An additional 2,000 white-collar workers will be offered early retirement with full benefits.
Senior Vice President John Franciosi, said Chrysler is discussing comparable programs on the hourly side with all union leaderships.
UAW spokesman Paul Krell declined to comment immediately today.
According to Rae, Feb. 28 will be the separation date for the voluntary retirement program. The company will then implement the second phase of the restructuring which includes involuntary layoffs. Employees will be given two weeks' notice and termination will be effective as of March 31.
Chrysler executive Vice President Gary Henson says the company wants to be as fair as possible. "We want to do right by folks, and that's what we're trying to do … minimize at the end of the day the number of people who actually have to be laid off to the street."
Zetsche added that while he couldn't rule out future staffing reductions, he expected this would be the only layoff announcement the company makes. "This is a one time action. Our clear intention is to go for one step which gives us the base for an upward development for the years to come in order to be a successful company again."
Mounting Losses, Disappointments Since Merger
The company has been experiencing residual problems since the merger with Daimler Benz. Chrysler's performance hasn't met DaimlerChrysler's expectations, with sales incentives erasing profits and production of the hot new PT Cruiser falling short of demand. Daimler and Chrysler also have been reluctant to share parts to cut costs, which might change with a new emphasis on saving money.
Cather says DaimlerChrysler wants to stop the hemorrhaging of red ink. "They're in a state of emergency. They're basically buckling down and trying to make sure they remove as many fixed costs off their balance sheet as possible."

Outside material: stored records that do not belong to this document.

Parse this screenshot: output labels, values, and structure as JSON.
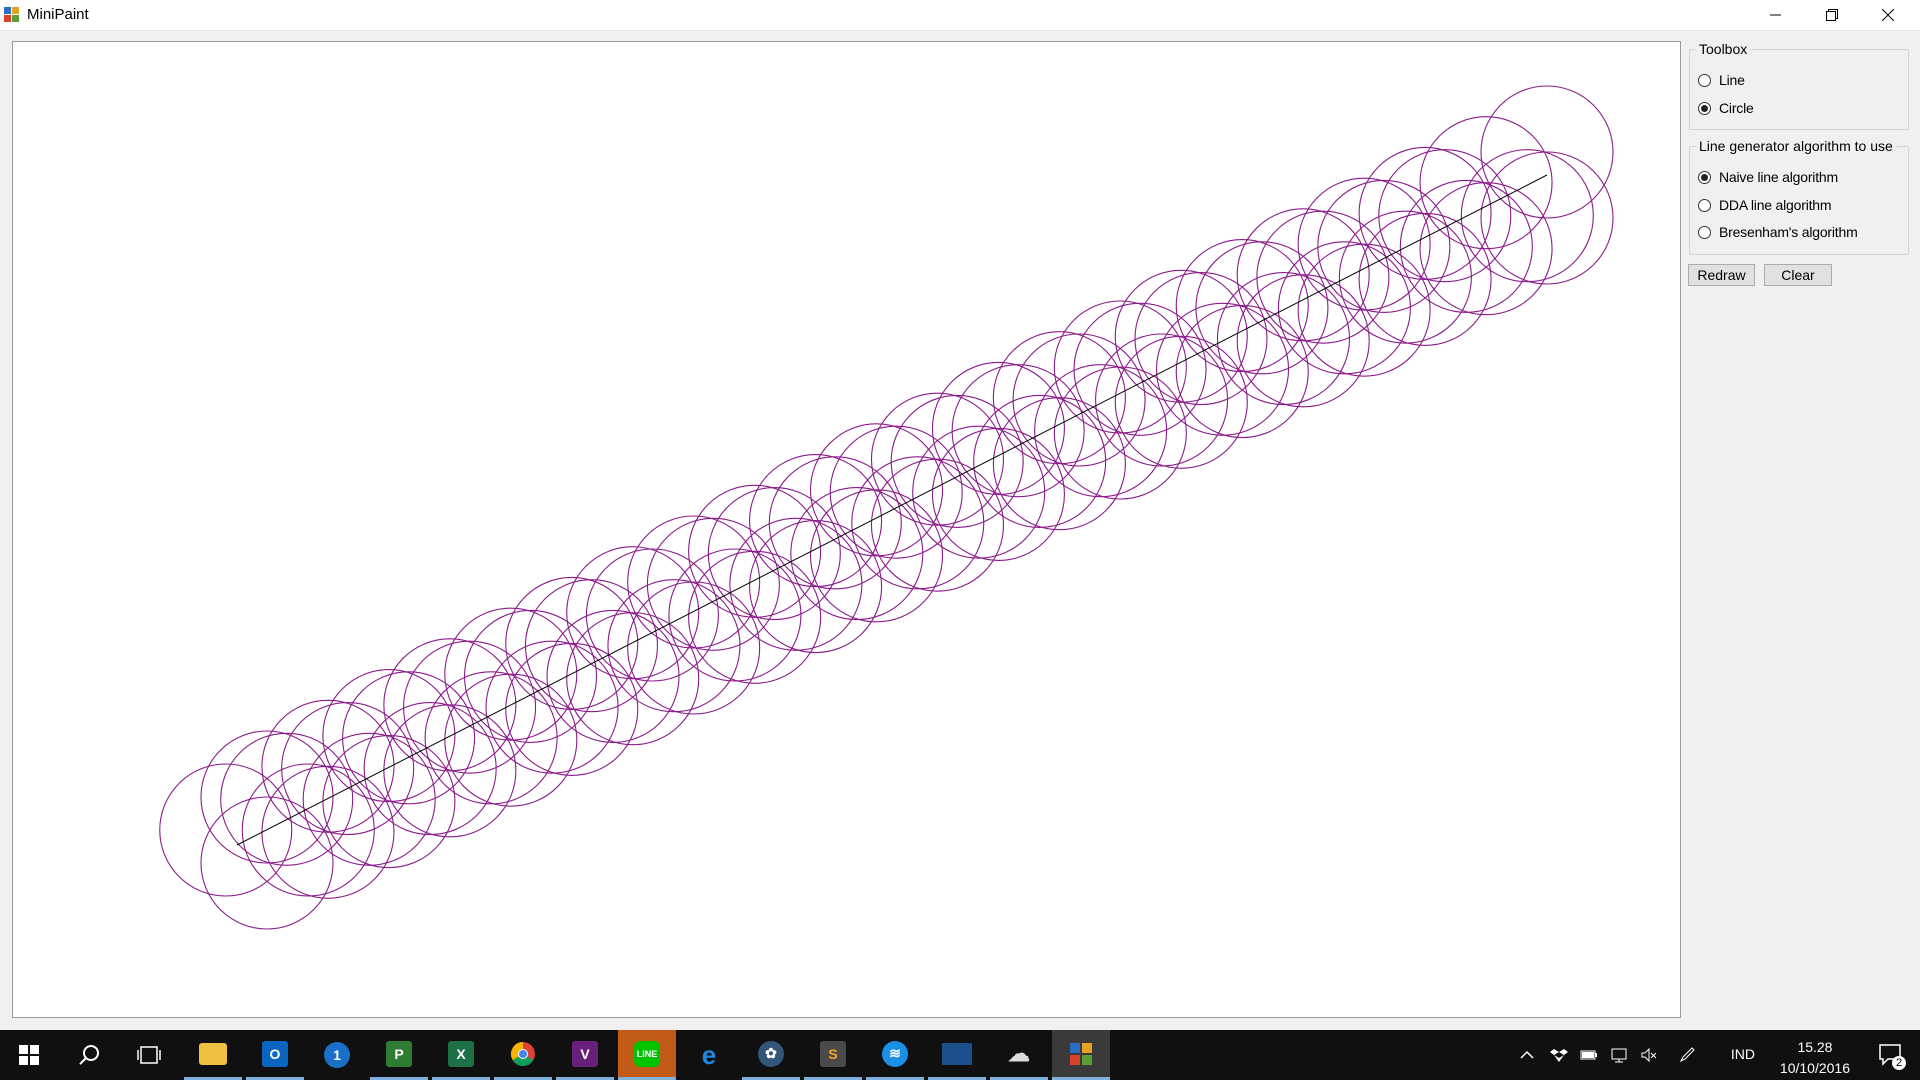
{
  "window": {
    "title": "MiniPaint"
  },
  "toolbox": {
    "title": "Toolbox",
    "options": [
      {
        "label": "Line",
        "checked": false
      },
      {
        "label": "Circle",
        "checked": true
      }
    ]
  },
  "algorithm": {
    "title": "Line generator algorithm to use",
    "options": [
      {
        "label": "Naive line algorithm",
        "checked": true
      },
      {
        "label": "DDA line algorithm",
        "checked": false
      },
      {
        "label": "Bresenham's algorithm",
        "checked": false
      }
    ]
  },
  "buttons": {
    "redraw": "Redraw",
    "clear": "Clear"
  },
  "drawing": {
    "circle_color": "#8b1a8b",
    "line_color": "#000000"
  },
  "taskbar": {
    "apps": [
      "start-icon",
      "search-icon",
      "task-view-icon",
      "file-explorer-icon",
      "outlook-icon",
      "1password-icon",
      "project-icon",
      "excel-icon",
      "chrome-icon",
      "visual-studio-icon",
      "line-messenger-icon",
      "edge-icon",
      "app-icon",
      "sublime-text-icon",
      "wifi-app-icon",
      "window-icon",
      "cloud-app-icon",
      "minipaint-icon"
    ],
    "language": "IND",
    "time": "15.28",
    "date": "10/10/2016",
    "notification_count": "2"
  }
}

In the long run, what matters most is Chrysler's ability to develop and make vehicles that people want to buy, said analyst David Garrity of Dresdner Kleinwort Benson in New York.
He said he was encouraged that the company was leaving its product development budget relatively untouched.

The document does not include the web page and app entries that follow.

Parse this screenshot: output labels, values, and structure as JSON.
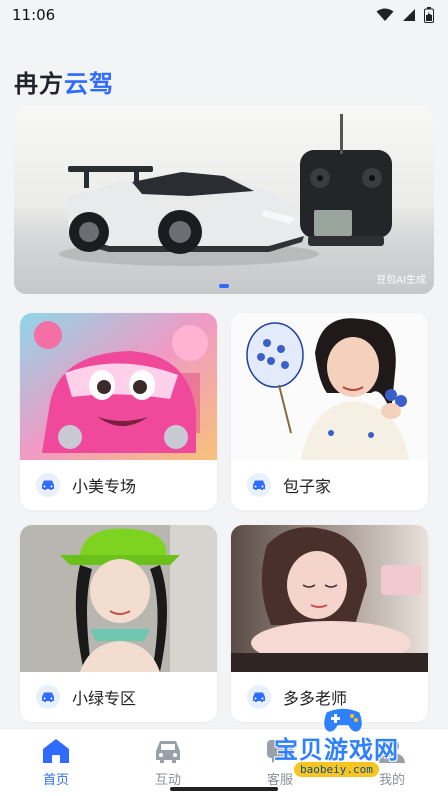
{
  "status_bar": {
    "time": "11:06"
  },
  "header": {
    "title_part1": "冉方",
    "title_part2": "云驾"
  },
  "banner": {
    "watermark": "豆包AI生成"
  },
  "cards": [
    {
      "name": "小美专场"
    },
    {
      "name": "包子家"
    },
    {
      "name": "小绿专区"
    },
    {
      "name": "多多老师"
    }
  ],
  "bottom_nav": [
    {
      "label": "首页",
      "icon": "home-icon",
      "active": true
    },
    {
      "label": "互动",
      "icon": "car-icon",
      "active": false
    },
    {
      "label": "客服",
      "icon": "chat-icon",
      "active": false
    },
    {
      "label": "我的",
      "icon": "user-icon",
      "active": false
    }
  ],
  "site_logo": {
    "text": "宝贝游戏网",
    "url": "baobeiy.com"
  },
  "colors": {
    "accent": "#2f6bff",
    "background": "#f3f4f6",
    "card": "#ffffff"
  }
}
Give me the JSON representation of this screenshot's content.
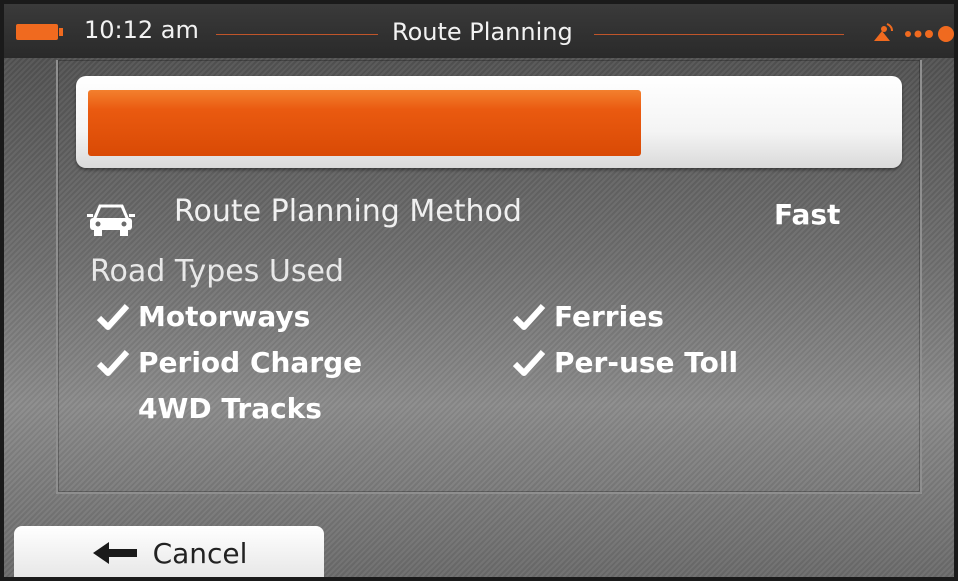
{
  "status_bar": {
    "time": "10:12 am",
    "title": "Route Planning"
  },
  "progress": {
    "fraction": 0.69
  },
  "route_method": {
    "label": "Route Planning Method",
    "value": "Fast",
    "icon": "car-icon"
  },
  "road_types": {
    "heading": "Road Types Used",
    "items": [
      {
        "label": "Motorways",
        "checked": true
      },
      {
        "label": "Ferries",
        "checked": true
      },
      {
        "label": "Period Charge",
        "checked": true
      },
      {
        "label": "Per-use Toll",
        "checked": true
      },
      {
        "label": "4WD Tracks",
        "checked": false
      }
    ]
  },
  "footer": {
    "cancel_label": "Cancel"
  },
  "colors": {
    "accent": "#ea5a10",
    "check": "#ffffff"
  }
}
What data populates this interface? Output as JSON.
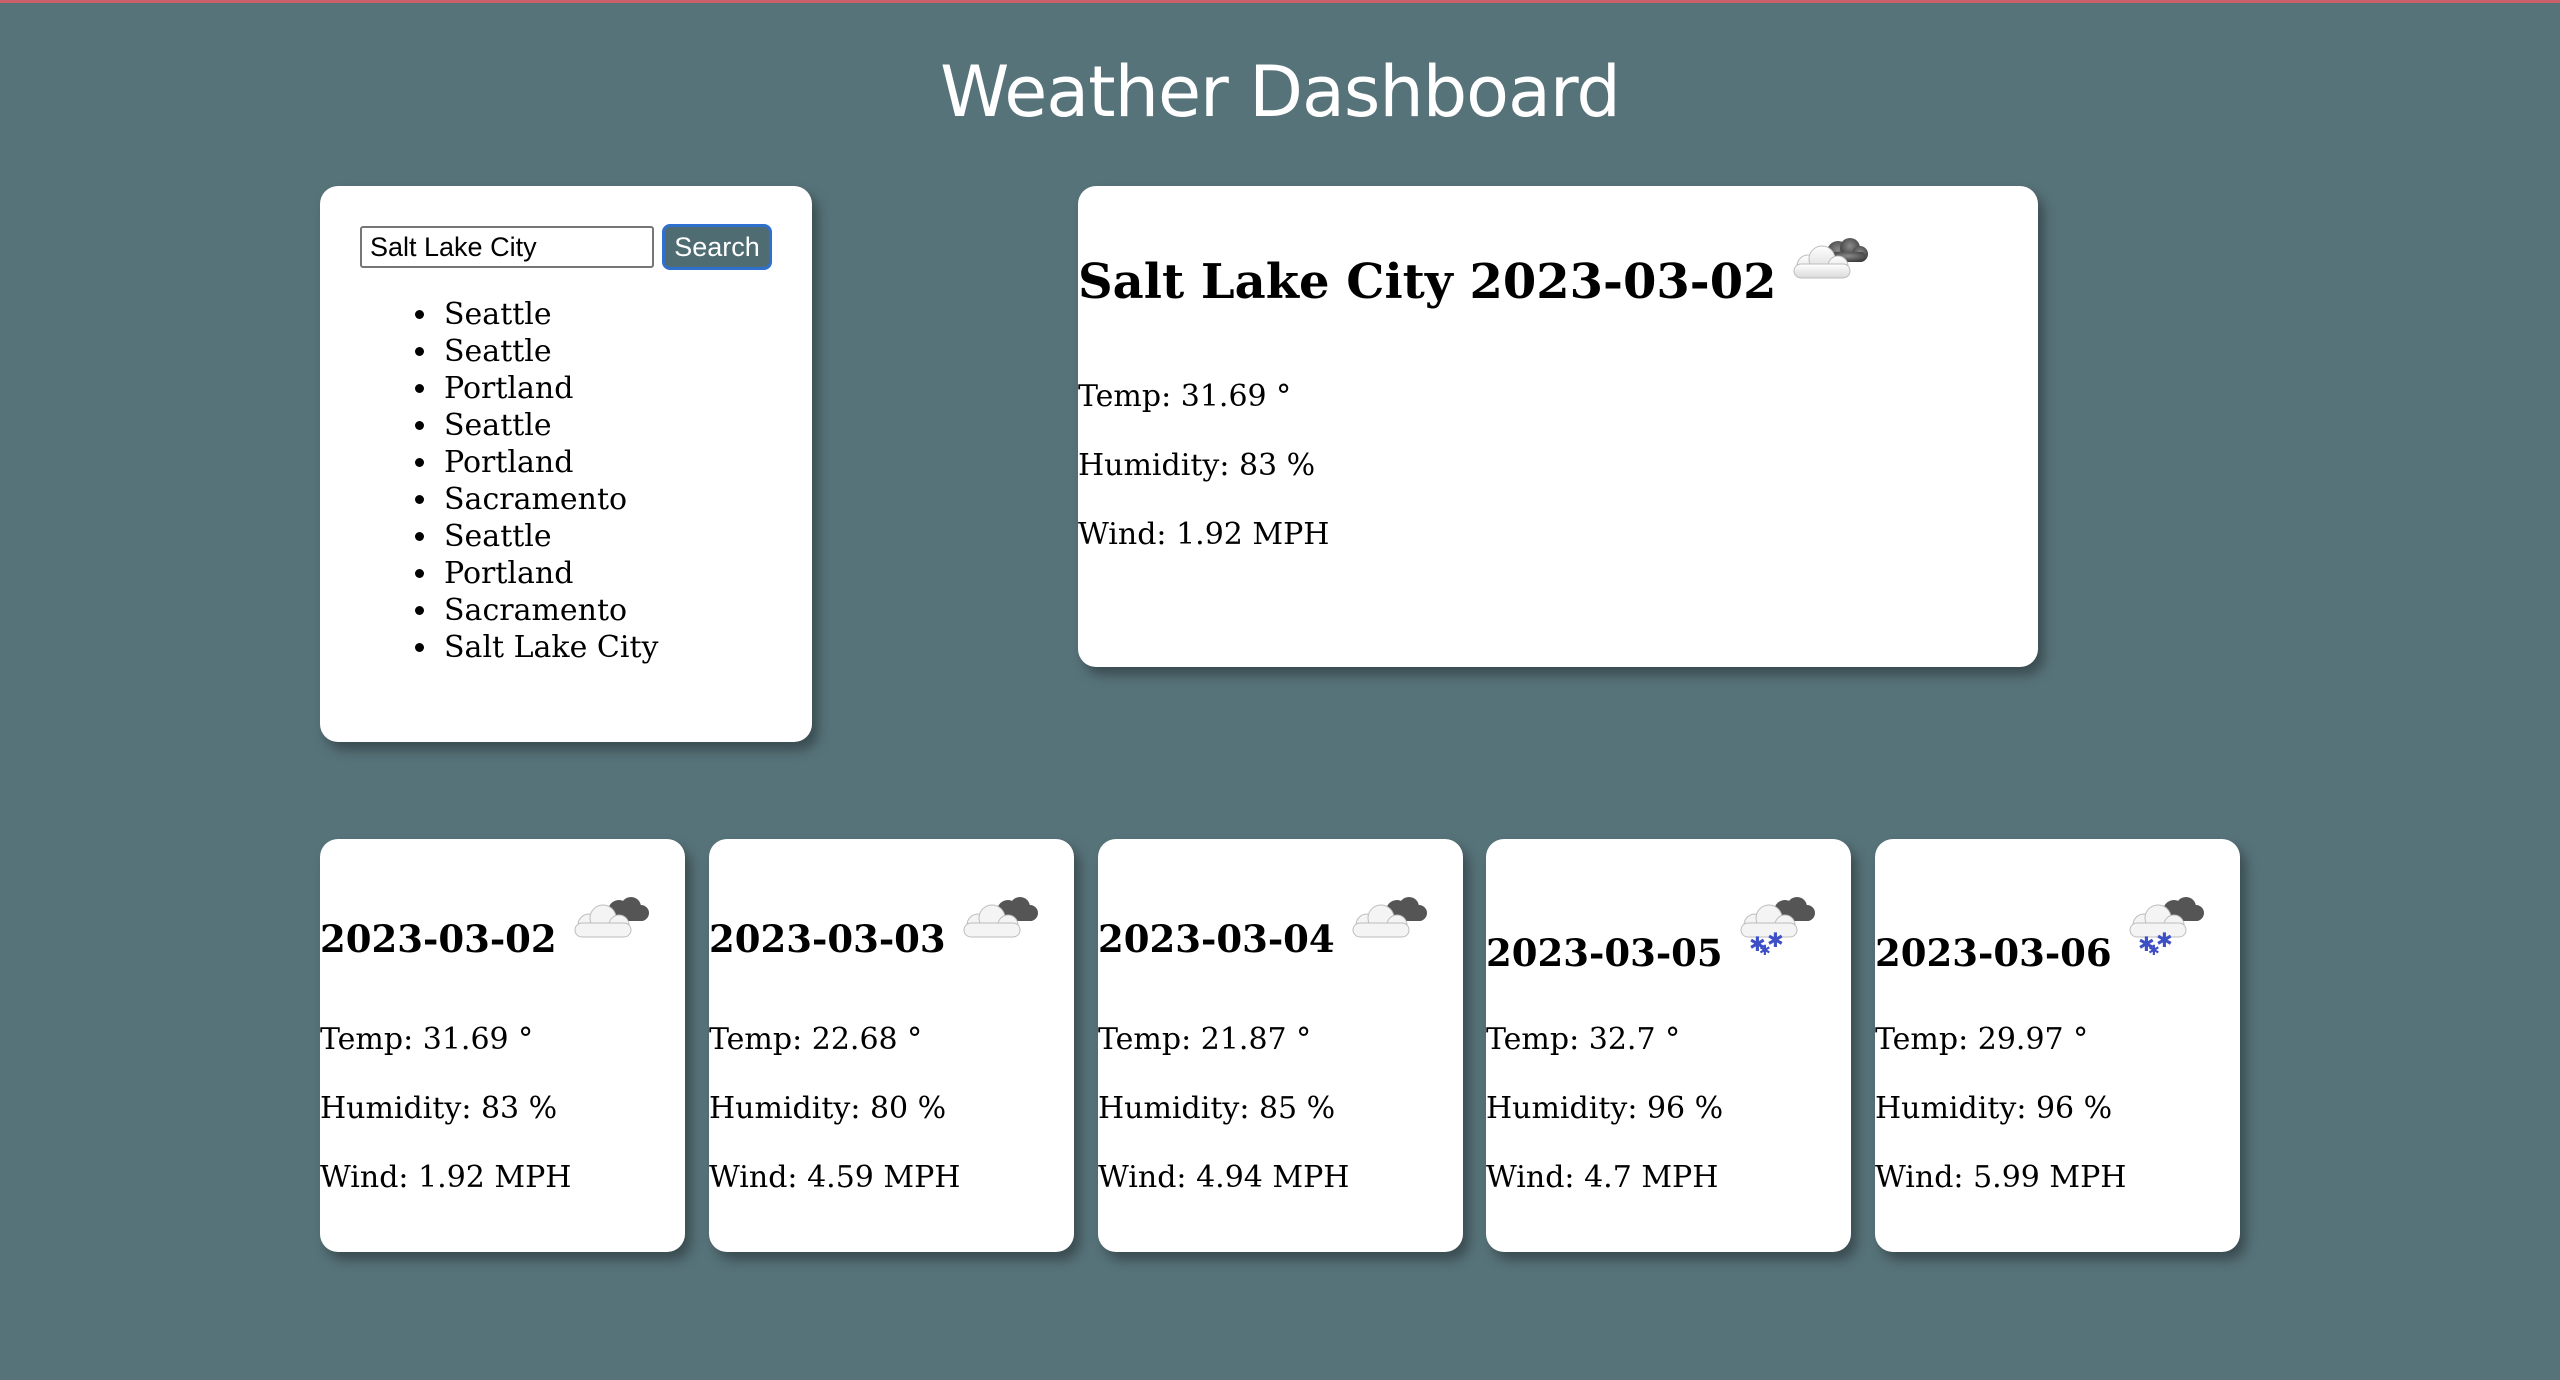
{
  "header": {
    "title": "Weather Dashboard"
  },
  "search": {
    "input_value": "Salt Lake City",
    "button_label": "Search"
  },
  "history": [
    "Seattle",
    "Seattle",
    "Portland",
    "Seattle",
    "Portland",
    "Sacramento",
    "Seattle",
    "Portland",
    "Sacramento",
    "Salt Lake City"
  ],
  "current": {
    "title": "Salt Lake City 2023-03-02",
    "icon": "cloudy-icon",
    "temp": "Temp: 31.69 °",
    "humidity": "Humidity: 83 %",
    "wind": "Wind: 1.92 MPH"
  },
  "forecast": [
    {
      "date": "2023-03-02",
      "icon": "cloudy-icon",
      "temp": "Temp: 31.69 °",
      "humidity": "Humidity: 83 %",
      "wind": "Wind: 1.92 MPH"
    },
    {
      "date": "2023-03-03",
      "icon": "cloudy-icon",
      "temp": "Temp: 22.68 °",
      "humidity": "Humidity: 80 %",
      "wind": "Wind: 4.59 MPH"
    },
    {
      "date": "2023-03-04",
      "icon": "cloudy-icon",
      "temp": "Temp: 21.87 °",
      "humidity": "Humidity: 85 %",
      "wind": "Wind: 4.94 MPH"
    },
    {
      "date": "2023-03-05",
      "icon": "snow-icon",
      "temp": "Temp: 32.7 °",
      "humidity": "Humidity: 96 %",
      "wind": "Wind: 4.7 MPH"
    },
    {
      "date": "2023-03-06",
      "icon": "snow-icon",
      "temp": "Temp: 29.97 °",
      "humidity": "Humidity: 96 %",
      "wind": "Wind: 5.99 MPH"
    }
  ],
  "colors": {
    "background": "#57737a",
    "accent_bar": "#c9606a",
    "button_bg": "#4f6c73",
    "button_border": "#2f6fce",
    "card": "#ffffff"
  }
}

But he said it was shortsighted for the company to cut production the most in Mexico and Canada, where costs are lower, while shielding higher-paying jobs in the United States. The Chrysler-UAW national contract contains safeguards against job cuts.
"You have a company that in some respects had been hamstrung by the UAW agreement, that has limited their ability to reduce costs," Garrity said. Chrysler posted a third-quarter loss of $512 million and has warned that its fourth-quarter loss could more than double that, given the soft U.S. auto market.
Germany's Stuttgarter Zeitung newspaper reported Saturday the Chrysler unit could lose $1.3 billion in the fourth quarter.
DaimlerChrysler has insisted it has no plans to spin off or sell Chrysler, which it bought in 1998 as part of its plan to extend the company's global reach.
Plants slated to be idled include the Toluca transmission plant in Mexico, and assembly plants in Cordoba, Argentina, and Parana, Brazil.
Chrysler also plans to shift production from a Detroit engine plant to two other sites. In Mexico, Chrysler also plans to shift production from its assembly plant in Lago Alberto and close its Toluca engine plant. Production will be scaled back at plants in four states and Canada, including Detroit, Belvidere, Ill.; Toledo, Ohio; Newark, Del.; Brampton, Ontario; and two sites in Windsor, Ontario.
Zetsche said Chrysler will unveil its complete plan to turn around the loss-making division on Feb. 26.
ABCNEWS Radio, The Associated Press and Reuters contributed to this report.